We're all aware that winter weather is frequently wet and that your windscreen draws all the dirt from the road and trees, which means you use your windscreen wipers a lot more than usual. Ensure that you give your windscreen a thorough clean both inside and out and top up your washer fluid with some screen wash. You can buy ready mixed or concentrate screen wash, which you'll need to mix with water.
5. CHANGE YOUR OIL
You should check your oil regularly and should top it up when needed, but during the cold winter days, checking your oil couldn't be more important. Generally, you'll need thinner oil during the winter and when it comes to checking the oil, ensure that your vehicle is parked on level ground and that the engine is cold.
Although it sounds simple, you should check that all of your vehicle's lights, indicators and rear reflectors are clean, that there are no cracked lenses and that all of the bulbs are working as they should. Your exterior lights are extremely important, not only so that you can see the road ahead on those dark winter nights, but so that other road users can easily see you.
7. CHECK YOUR DEFROSTER AND HEATER
In order to help you drive safely in the winter you really need your defroster and heater to function properly. Although these types of repairs can be costly, one top tip that could help you save money is to check for any air leaks around your vehicle's doors and windows as leaks can allow in extra moisture and it may appear to seem that you have a broken defroster.
8. EMERGENCY KIT

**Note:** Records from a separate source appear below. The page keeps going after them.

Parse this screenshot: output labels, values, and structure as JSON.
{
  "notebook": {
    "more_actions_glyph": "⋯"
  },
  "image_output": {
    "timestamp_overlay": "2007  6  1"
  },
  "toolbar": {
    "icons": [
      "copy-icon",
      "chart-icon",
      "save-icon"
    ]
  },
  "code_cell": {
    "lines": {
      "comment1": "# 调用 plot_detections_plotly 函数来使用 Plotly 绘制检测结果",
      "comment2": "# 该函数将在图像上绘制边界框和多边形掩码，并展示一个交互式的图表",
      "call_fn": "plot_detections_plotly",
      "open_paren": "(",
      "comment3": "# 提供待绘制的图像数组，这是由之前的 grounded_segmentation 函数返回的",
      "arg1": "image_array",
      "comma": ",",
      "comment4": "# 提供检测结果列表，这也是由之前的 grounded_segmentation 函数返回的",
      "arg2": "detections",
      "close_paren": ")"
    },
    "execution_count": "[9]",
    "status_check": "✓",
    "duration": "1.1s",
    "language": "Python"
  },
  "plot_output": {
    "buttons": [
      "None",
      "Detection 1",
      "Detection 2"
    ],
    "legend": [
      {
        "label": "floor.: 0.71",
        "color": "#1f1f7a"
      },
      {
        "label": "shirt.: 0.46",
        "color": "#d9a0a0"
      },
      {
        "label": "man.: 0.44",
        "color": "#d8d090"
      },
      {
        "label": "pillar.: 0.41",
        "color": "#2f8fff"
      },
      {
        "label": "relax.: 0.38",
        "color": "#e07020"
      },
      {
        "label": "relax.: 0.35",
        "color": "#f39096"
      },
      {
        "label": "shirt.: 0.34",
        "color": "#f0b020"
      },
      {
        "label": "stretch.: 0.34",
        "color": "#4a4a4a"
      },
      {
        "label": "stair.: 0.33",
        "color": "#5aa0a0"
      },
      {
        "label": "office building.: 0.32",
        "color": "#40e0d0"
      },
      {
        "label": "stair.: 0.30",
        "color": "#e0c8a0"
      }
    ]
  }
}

If you don't already have an emergency kit in your vehicle, winter is most definitely the time to put one together. You may think that carrying an emergency kit with you in your vehicle at all times is a little extreme, but just imagine how glad you'd be if you ever found yourself stranded. Some things you may want to pack in your kit are a soft-bristled snow brush, plastic scraper, salt, a shovel, a torch, a couple of blankets and don't forget a fully charged mobile phone.